__Material for this exercise__:
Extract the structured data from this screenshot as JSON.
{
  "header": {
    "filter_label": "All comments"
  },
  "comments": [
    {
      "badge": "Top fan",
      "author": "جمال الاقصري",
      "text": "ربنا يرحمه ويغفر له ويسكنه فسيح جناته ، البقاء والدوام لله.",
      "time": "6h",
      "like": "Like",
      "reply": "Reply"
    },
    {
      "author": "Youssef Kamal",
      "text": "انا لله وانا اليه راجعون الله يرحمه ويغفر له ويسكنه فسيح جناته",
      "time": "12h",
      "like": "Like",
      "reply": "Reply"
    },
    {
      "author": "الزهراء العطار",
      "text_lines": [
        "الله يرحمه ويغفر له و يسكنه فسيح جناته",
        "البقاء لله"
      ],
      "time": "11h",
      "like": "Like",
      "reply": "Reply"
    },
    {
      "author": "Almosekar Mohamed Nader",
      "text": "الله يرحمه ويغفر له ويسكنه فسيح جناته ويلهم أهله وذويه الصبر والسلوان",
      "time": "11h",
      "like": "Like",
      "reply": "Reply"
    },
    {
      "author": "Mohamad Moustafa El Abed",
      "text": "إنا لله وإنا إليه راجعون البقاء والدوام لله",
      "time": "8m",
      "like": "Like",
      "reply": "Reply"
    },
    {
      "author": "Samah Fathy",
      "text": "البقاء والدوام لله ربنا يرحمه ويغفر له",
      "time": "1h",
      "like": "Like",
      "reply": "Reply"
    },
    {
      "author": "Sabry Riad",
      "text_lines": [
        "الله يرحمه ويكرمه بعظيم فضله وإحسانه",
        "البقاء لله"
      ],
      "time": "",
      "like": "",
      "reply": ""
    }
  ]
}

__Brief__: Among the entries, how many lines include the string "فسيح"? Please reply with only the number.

__Reply__: 4